Excerpted records below:
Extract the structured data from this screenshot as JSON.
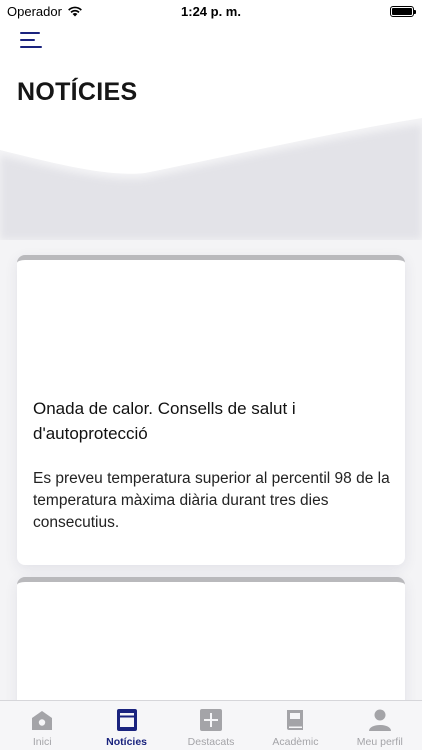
{
  "status_bar": {
    "carrier": "Operador",
    "time": "1:24 p. m."
  },
  "header": {
    "title": "NOTÍCIES"
  },
  "news": [
    {
      "title": "Onada de calor. Consells de salut i d'autoprotecció",
      "summary": "Es preveu temperatura superior al percentil 98 de la temperatura màxima diària durant tres dies consecutius."
    },
    {
      "title": "",
      "summary": ""
    }
  ],
  "tab_bar": {
    "items": [
      {
        "label": "Inici",
        "icon": "home-icon"
      },
      {
        "label": "Notícies",
        "icon": "news-icon",
        "active": true
      },
      {
        "label": "Destacats",
        "icon": "plus-icon"
      },
      {
        "label": "Acadèmic",
        "icon": "book-icon"
      },
      {
        "label": "Meu perfil",
        "icon": "user-icon"
      }
    ]
  },
  "colors": {
    "accent": "#1a237e",
    "inactive": "#a4a4a8",
    "background": "#f4f4f6"
  }
}
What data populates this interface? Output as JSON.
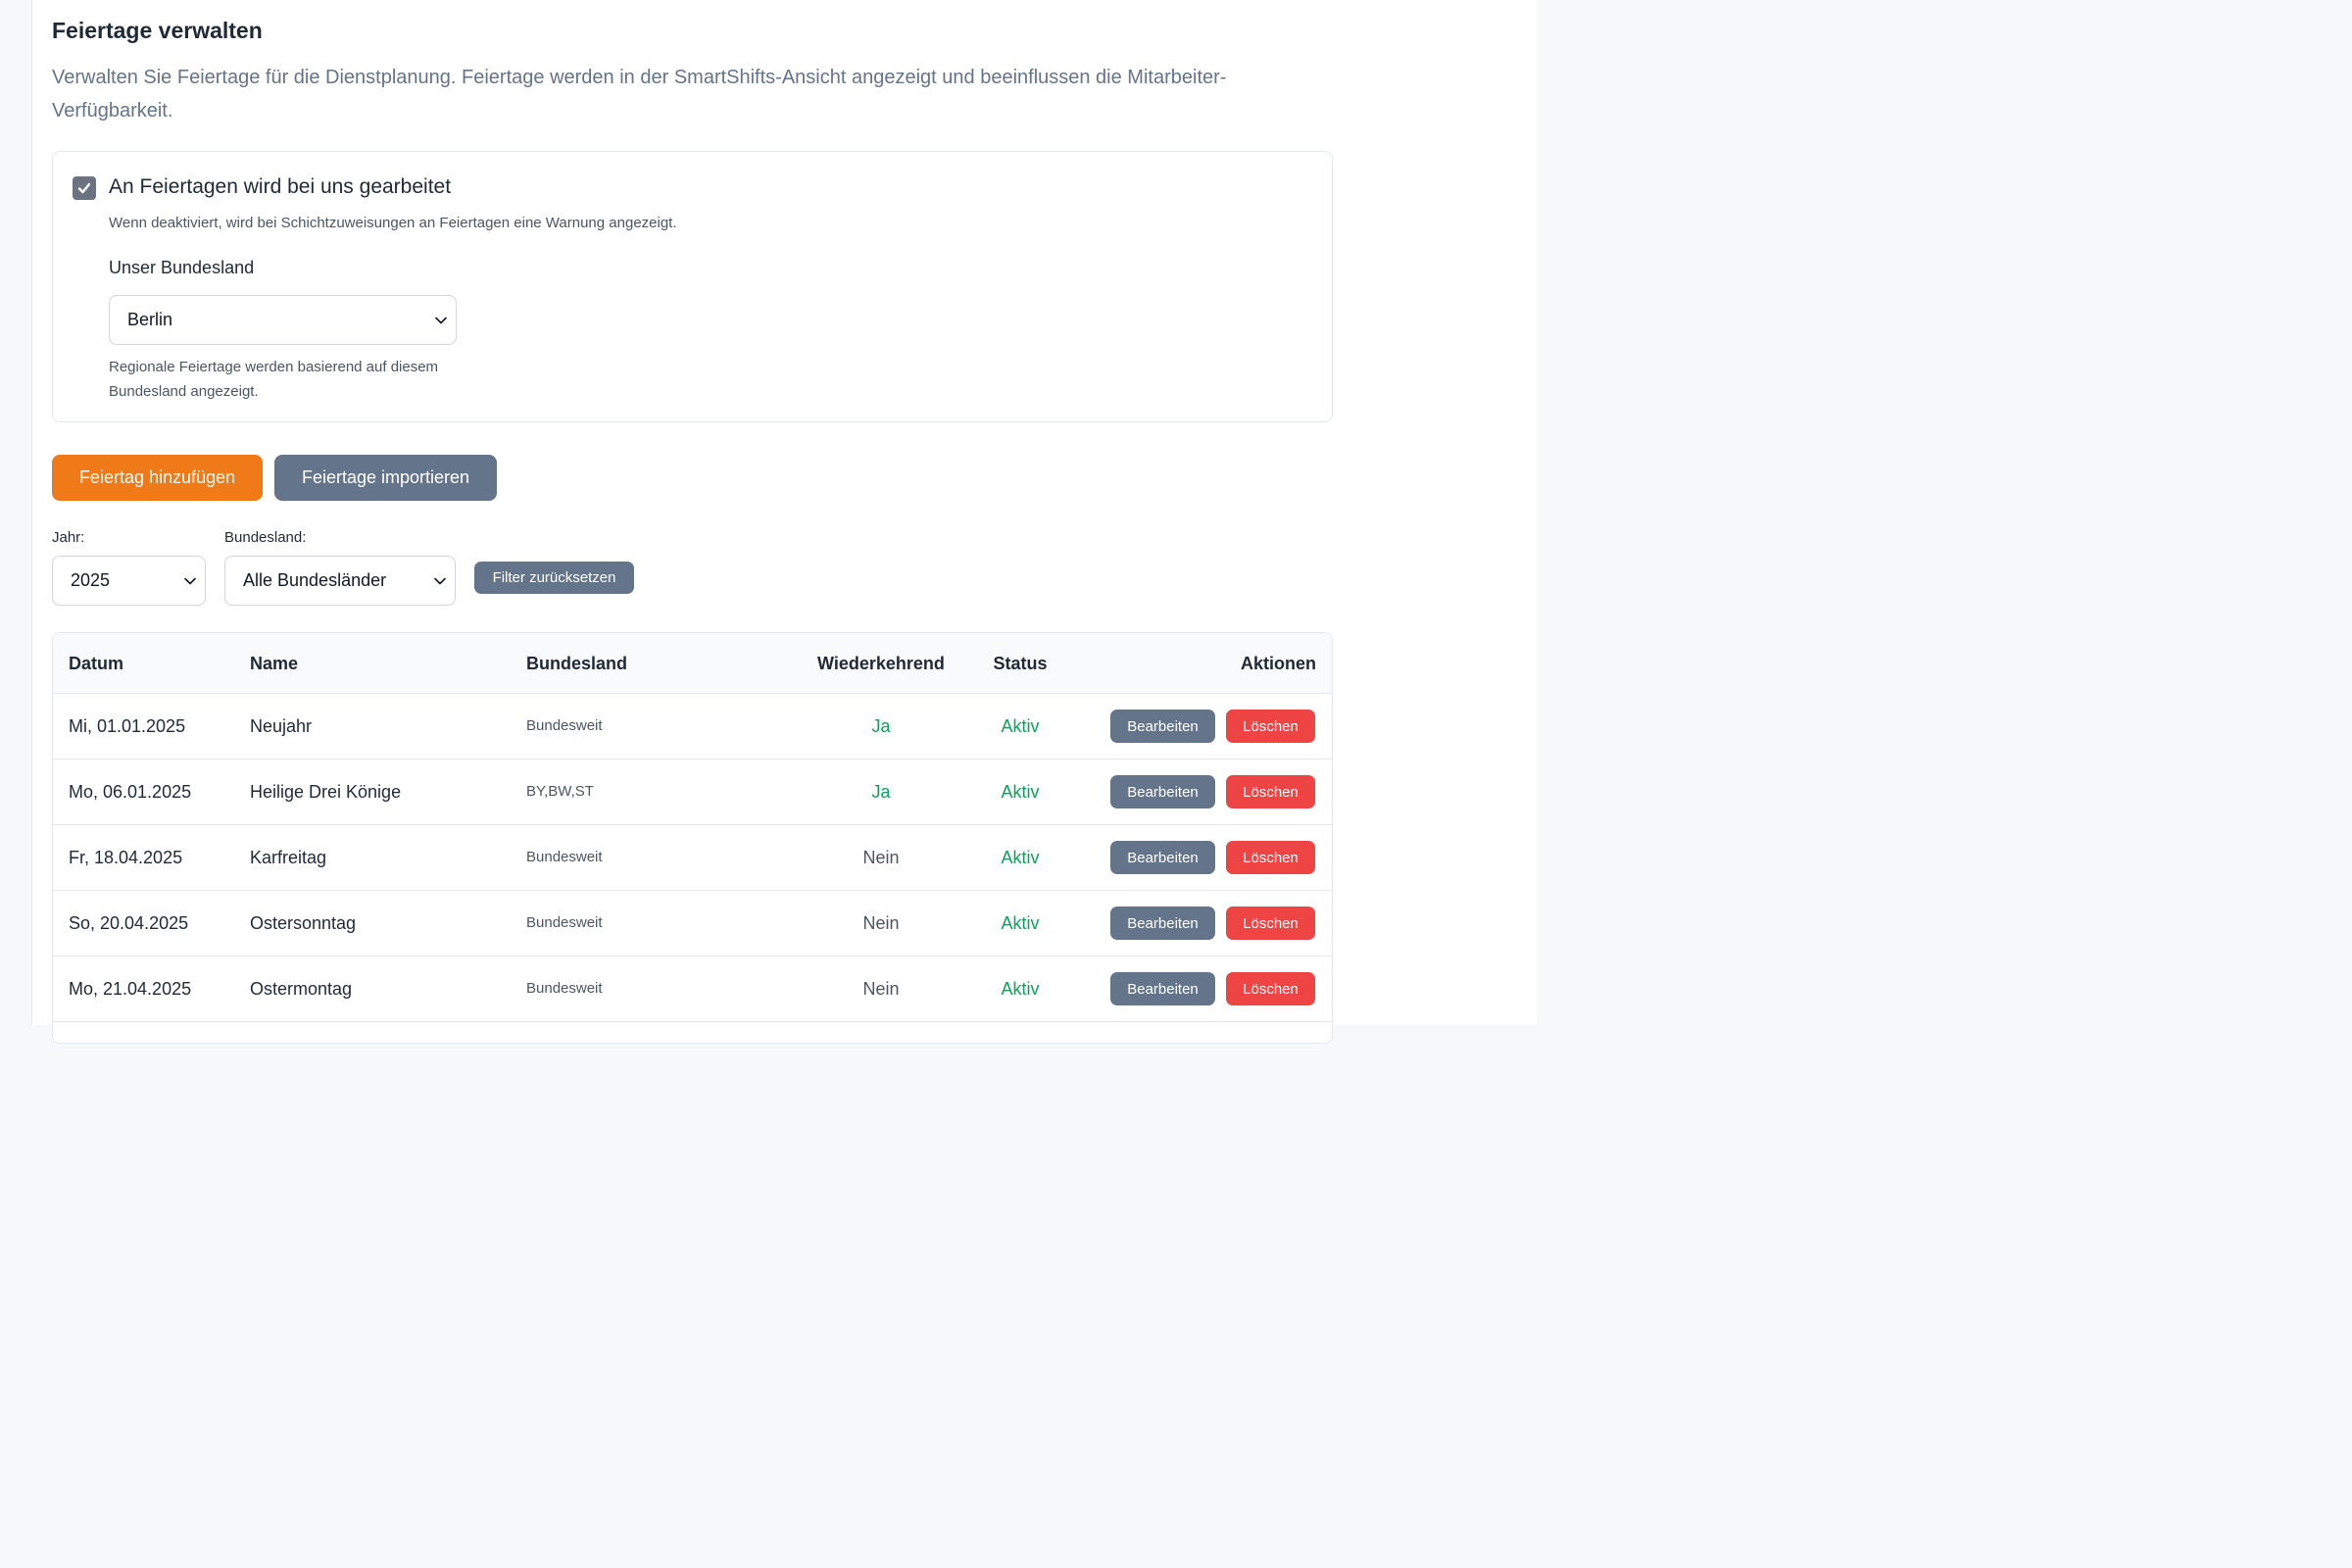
{
  "page": {
    "title": "Feiertage verwalten",
    "description": "Verwalten Sie Feiertage für die Dienstplanung. Feiertage werden in der SmartShifts-Ansicht angezeigt und beeinflussen die Mitarbeiter-Verfügbarkeit."
  },
  "settings": {
    "work_on_holidays_label": "An Feiertagen wird bei uns gearbeitet",
    "work_on_holidays_checked": true,
    "work_on_holidays_help": "Wenn deaktiviert, wird bei Schichtzuweisungen an Feiertagen eine Warnung angezeigt.",
    "state_label": "Unser Bundesland",
    "state_value": "Berlin",
    "state_help": "Regionale Feiertage werden basierend auf diesem Bundesland angezeigt."
  },
  "actions": {
    "add_label": "Feiertag hinzufügen",
    "import_label": "Feiertage importieren"
  },
  "filters": {
    "year_label": "Jahr:",
    "year_value": "2025",
    "state_label": "Bundesland:",
    "state_value": "Alle Bundesländer",
    "reset_label": "Filter zurücksetzen"
  },
  "table": {
    "headers": {
      "date": "Datum",
      "name": "Name",
      "state": "Bundesland",
      "recurring": "Wiederkehrend",
      "status": "Status",
      "actions": "Aktionen"
    },
    "edit_label": "Bearbeiten",
    "delete_label": "Löschen",
    "rows": [
      {
        "date": "Mi, 01.01.2025",
        "name": "Neujahr",
        "state": "Bundesweit",
        "recurring": "Ja",
        "status": "Aktiv"
      },
      {
        "date": "Mo, 06.01.2025",
        "name": "Heilige Drei Könige",
        "state": "BY,BW,ST",
        "recurring": "Ja",
        "status": "Aktiv"
      },
      {
        "date": "Fr, 18.04.2025",
        "name": "Karfreitag",
        "state": "Bundesweit",
        "recurring": "Nein",
        "status": "Aktiv"
      },
      {
        "date": "So, 20.04.2025",
        "name": "Ostersonntag",
        "state": "Bundesweit",
        "recurring": "Nein",
        "status": "Aktiv"
      },
      {
        "date": "Mo, 21.04.2025",
        "name": "Ostermontag",
        "state": "Bundesweit",
        "recurring": "Nein",
        "status": "Aktiv"
      }
    ]
  },
  "colors": {
    "primary": "#f07918",
    "secondary": "#64748b",
    "danger": "#ef4444",
    "success": "#10a05c"
  }
}
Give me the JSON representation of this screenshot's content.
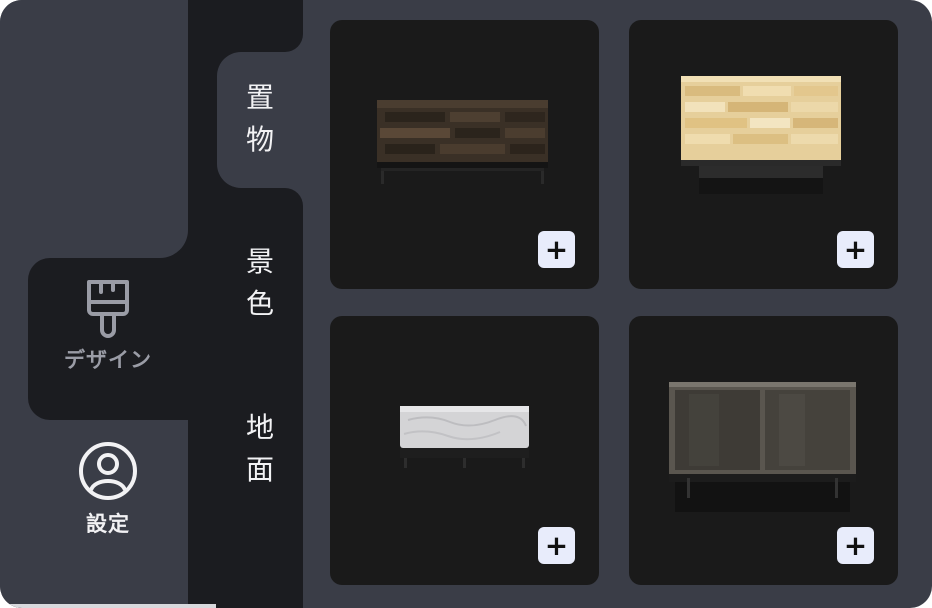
{
  "nav": {
    "items": [
      {
        "label": "デザイン",
        "icon": "paint-brush-icon",
        "active": true
      },
      {
        "label": "設定",
        "icon": "user-circle-icon",
        "active": false
      }
    ]
  },
  "categories": [
    {
      "label_chars": [
        "置",
        "物"
      ],
      "active": true
    },
    {
      "label_chars": [
        "景",
        "色"
      ],
      "active": false
    },
    {
      "label_chars": [
        "地",
        "面"
      ],
      "active": false
    }
  ],
  "items": [
    {
      "name": "dark-wood-tv-stand",
      "add_label": "+"
    },
    {
      "name": "light-wood-table",
      "add_label": "+"
    },
    {
      "name": "white-marble-bench",
      "add_label": "+"
    },
    {
      "name": "dark-glass-cabinet",
      "add_label": "+"
    }
  ],
  "colors": {
    "panel_bg": "#3a3d47",
    "rail_dark": "#1b1c20",
    "card_bg": "#1a1a1a",
    "add_button": "#e8ecfb"
  }
}
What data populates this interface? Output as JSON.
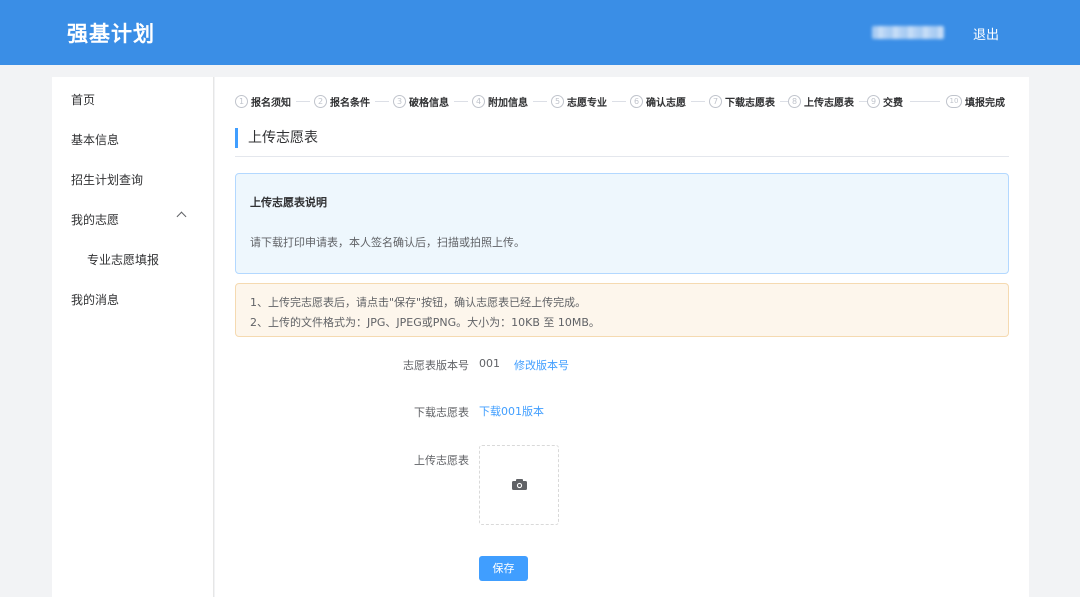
{
  "header": {
    "brand": "强基计划",
    "logout_label": "退出"
  },
  "sidebar": {
    "items": [
      {
        "label": "首页"
      },
      {
        "label": "基本信息"
      },
      {
        "label": "招生计划查询"
      },
      {
        "label": "我的志愿"
      },
      {
        "label": "专业志愿填报"
      },
      {
        "label": "我的消息"
      }
    ],
    "expanded_icon": "chevron-up-icon"
  },
  "steps": [
    {
      "num": "1",
      "label": "报名须知"
    },
    {
      "num": "2",
      "label": "报名条件"
    },
    {
      "num": "3",
      "label": "破格信息"
    },
    {
      "num": "4",
      "label": "附加信息"
    },
    {
      "num": "5",
      "label": "志愿专业"
    },
    {
      "num": "6",
      "label": "确认志愿"
    },
    {
      "num": "7",
      "label": "下载志愿表"
    },
    {
      "num": "8",
      "label": "上传志愿表"
    },
    {
      "num": "9",
      "label": "交费"
    },
    {
      "num": "10",
      "label": "填报完成"
    }
  ],
  "section_title": "上传志愿表",
  "info": {
    "title": "上传志愿表说明",
    "text": "请下载打印申请表，本人签名确认后，扫描或拍照上传。"
  },
  "warning": {
    "line1": "1、上传完志愿表后，请点击\"保存\"按钮，确认志愿表已经上传完成。",
    "line2": "2、上传的文件格式为：JPG、JPEG或PNG。大小为：10KB 至 10MB。"
  },
  "form": {
    "version_label": "志愿表版本号",
    "version_value": "001",
    "modify_version_link": "修改版本号",
    "download_label": "下载志愿表",
    "download_link": "下载001版本",
    "upload_label": "上传志愿表",
    "upload_icon": "camera-icon"
  },
  "save_label": "保存",
  "colors": {
    "header": "#3a8ee6",
    "primary": "#409eff",
    "info_bg": "#eef7fd",
    "warn_bg": "#fdf6ec"
  }
}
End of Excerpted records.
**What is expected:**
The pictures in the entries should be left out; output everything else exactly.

**Written solution:**
Extract the structured data from this screenshot as JSON.
{
  "status_bar": {
    "carrier": "Operador",
    "time": "1:24 p. m."
  },
  "header": {
    "title": "NOTÍCIES"
  },
  "news": [
    {
      "title": "Onada de calor. Consells de salut i d'autoprotecció",
      "summary": "Es preveu temperatura superior al percentil 98 de la temperatura màxima diària durant tres dies consecutius."
    },
    {
      "title": "",
      "summary": ""
    }
  ],
  "tab_bar": {
    "items": [
      {
        "label": "Inici",
        "icon": "home-icon"
      },
      {
        "label": "Notícies",
        "icon": "news-icon",
        "active": true
      },
      {
        "label": "Destacats",
        "icon": "plus-icon"
      },
      {
        "label": "Acadèmic",
        "icon": "book-icon"
      },
      {
        "label": "Meu perfil",
        "icon": "user-icon"
      }
    ]
  },
  "colors": {
    "accent": "#1a237e",
    "inactive": "#a4a4a8",
    "background": "#f4f4f6"
  }
}
What data populates this interface? Output as JSON.
{
  "page": {
    "title": "Feiertage verwalten",
    "description": "Verwalten Sie Feiertage für die Dienstplanung. Feiertage werden in der SmartShifts-Ansicht angezeigt und beeinflussen die Mitarbeiter-Verfügbarkeit."
  },
  "settings": {
    "work_on_holidays_label": "An Feiertagen wird bei uns gearbeitet",
    "work_on_holidays_checked": true,
    "work_on_holidays_help": "Wenn deaktiviert, wird bei Schichtzuweisungen an Feiertagen eine Warnung angezeigt.",
    "state_label": "Unser Bundesland",
    "state_value": "Berlin",
    "state_help": "Regionale Feiertage werden basierend auf diesem Bundesland angezeigt."
  },
  "actions": {
    "add_label": "Feiertag hinzufügen",
    "import_label": "Feiertage importieren"
  },
  "filters": {
    "year_label": "Jahr:",
    "year_value": "2025",
    "state_label": "Bundesland:",
    "state_value": "Alle Bundesländer",
    "reset_label": "Filter zurücksetzen"
  },
  "table": {
    "headers": {
      "date": "Datum",
      "name": "Name",
      "state": "Bundesland",
      "recurring": "Wiederkehrend",
      "status": "Status",
      "actions": "Aktionen"
    },
    "edit_label": "Bearbeiten",
    "delete_label": "Löschen",
    "rows": [
      {
        "date": "Mi, 01.01.2025",
        "name": "Neujahr",
        "state": "Bundesweit",
        "recurring": "Ja",
        "status": "Aktiv"
      },
      {
        "date": "Mo, 06.01.2025",
        "name": "Heilige Drei Könige",
        "state": "BY,BW,ST",
        "recurring": "Ja",
        "status": "Aktiv"
      },
      {
        "date": "Fr, 18.04.2025",
        "name": "Karfreitag",
        "state": "Bundesweit",
        "recurring": "Nein",
        "status": "Aktiv"
      },
      {
        "date": "So, 20.04.2025",
        "name": "Ostersonntag",
        "state": "Bundesweit",
        "recurring": "Nein",
        "status": "Aktiv"
      },
      {
        "date": "Mo, 21.04.2025",
        "name": "Ostermontag",
        "state": "Bundesweit",
        "recurring": "Nein",
        "status": "Aktiv"
      }
    ]
  },
  "colors": {
    "primary": "#f07918",
    "secondary": "#64748b",
    "danger": "#ef4444",
    "success": "#10a05c"
  }
}
Give me the JSON representation of this screenshot's content.
{
  "nav": {
    "items": [
      {
        "label": "デザイン",
        "icon": "paint-brush-icon",
        "active": true
      },
      {
        "label": "設定",
        "icon": "user-circle-icon",
        "active": false
      }
    ]
  },
  "categories": [
    {
      "label_chars": [
        "置",
        "物"
      ],
      "active": true
    },
    {
      "label_chars": [
        "景",
        "色"
      ],
      "active": false
    },
    {
      "label_chars": [
        "地",
        "面"
      ],
      "active": false
    }
  ],
  "items": [
    {
      "name": "dark-wood-tv-stand",
      "add_label": "+"
    },
    {
      "name": "light-wood-table",
      "add_label": "+"
    },
    {
      "name": "white-marble-bench",
      "add_label": "+"
    },
    {
      "name": "dark-glass-cabinet",
      "add_label": "+"
    }
  ],
  "colors": {
    "panel_bg": "#3a3d47",
    "rail_dark": "#1b1c20",
    "card_bg": "#1a1a1a",
    "add_button": "#e8ecfb"
  }
}
What data populates this interface? Output as JSON.
{
  "header": {
    "brand": "强基计划",
    "logout_label": "退出"
  },
  "sidebar": {
    "items": [
      {
        "label": "首页"
      },
      {
        "label": "基本信息"
      },
      {
        "label": "招生计划查询"
      },
      {
        "label": "我的志愿"
      },
      {
        "label": "专业志愿填报"
      },
      {
        "label": "我的消息"
      }
    ],
    "expanded_icon": "chevron-up-icon"
  },
  "steps": [
    {
      "num": "1",
      "label": "报名须知"
    },
    {
      "num": "2",
      "label": "报名条件"
    },
    {
      "num": "3",
      "label": "破格信息"
    },
    {
      "num": "4",
      "label": "附加信息"
    },
    {
      "num": "5",
      "label": "志愿专业"
    },
    {
      "num": "6",
      "label": "确认志愿"
    },
    {
      "num": "7",
      "label": "下载志愿表"
    },
    {
      "num": "8",
      "label": "上传志愿表"
    },
    {
      "num": "9",
      "label": "交费"
    },
    {
      "num": "10",
      "label": "填报完成"
    }
  ],
  "section_title": "上传志愿表",
  "info": {
    "title": "上传志愿表说明",
    "text": "请下载打印申请表，本人签名确认后，扫描或拍照上传。"
  },
  "warning": {
    "line1": "1、上传完志愿表后，请点击\"保存\"按钮，确认志愿表已经上传完成。",
    "line2": "2、上传的文件格式为：JPG、JPEG或PNG。大小为：10KB 至 10MB。"
  },
  "form": {
    "version_label": "志愿表版本号",
    "version_value": "001",
    "modify_version_link": "修改版本号",
    "download_label": "下载志愿表",
    "download_link": "下载001版本",
    "upload_label": "上传志愿表",
    "upload_icon": "camera-icon"
  },
  "save_label": "保存",
  "colors": {
    "header": "#3a8ee6",
    "primary": "#409eff",
    "info_bg": "#eef7fd",
    "warn_bg": "#fdf6ec"
  }
}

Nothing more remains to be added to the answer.